ACTIVITY | For the records that follow, say how many lines have the word "object" in them. Write the number and nothing more.

(Data entries)

►

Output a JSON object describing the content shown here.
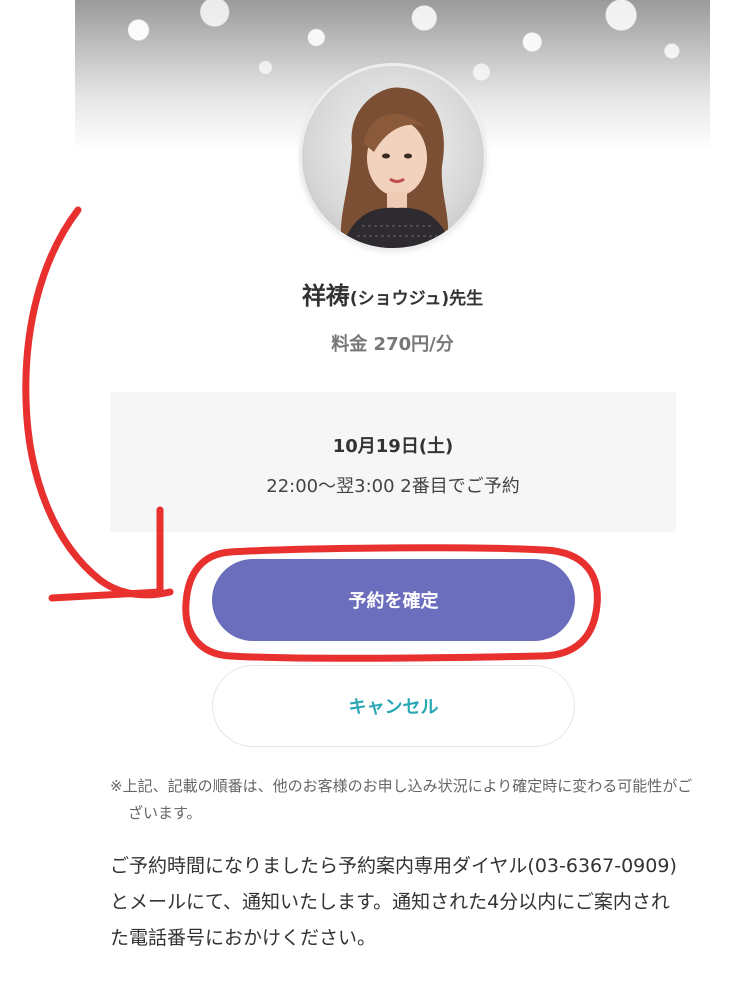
{
  "fortune_teller": {
    "name": "祥祷",
    "reading": "(ショウジュ)",
    "suffix": "先生",
    "price": "料金 270円/分"
  },
  "reservation": {
    "date": "10月19日(土)",
    "slot": "22:00〜翌3:00 2番目でご予約"
  },
  "buttons": {
    "confirm_label": "予約を確定",
    "cancel_label": "キャンセル"
  },
  "notice": "※上記、記載の順番は、他のお客様のお申し込み状況により確定時に変わる可能性がございます。",
  "body_text": "ご予約時間になりましたら予約案内専用ダイヤル(03-6367-0909)とメールにて、通知いたします。通知された4分以内にご案内された電話番号におかけください。",
  "colors": {
    "confirm_button": "#6b6dbd",
    "cancel_text": "#2aa7b5",
    "annotation_red": "#e8302f",
    "info_box_bg": "#f6f6f6"
  },
  "icons": [
    "avatar-portrait",
    "annotation-arrow",
    "annotation-highlight-outline"
  ]
}
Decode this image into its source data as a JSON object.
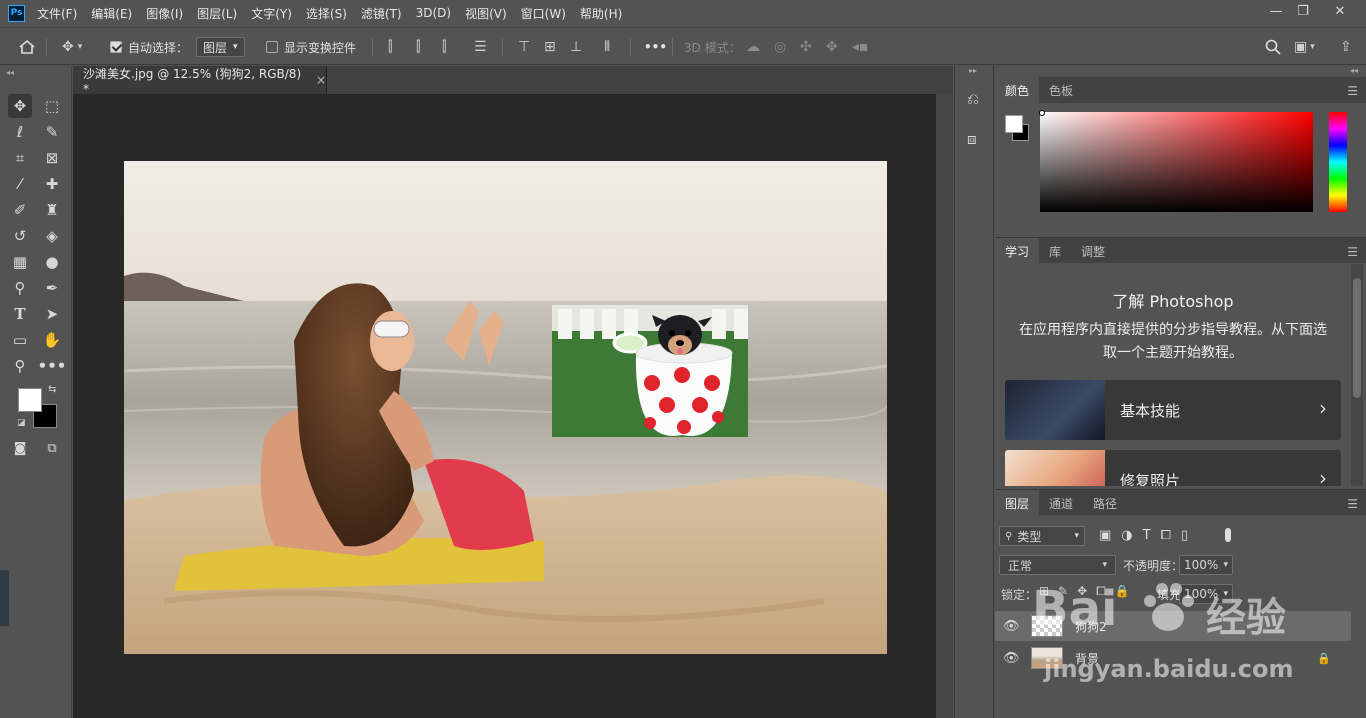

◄

RESULT OF THIS EXERCISE | 2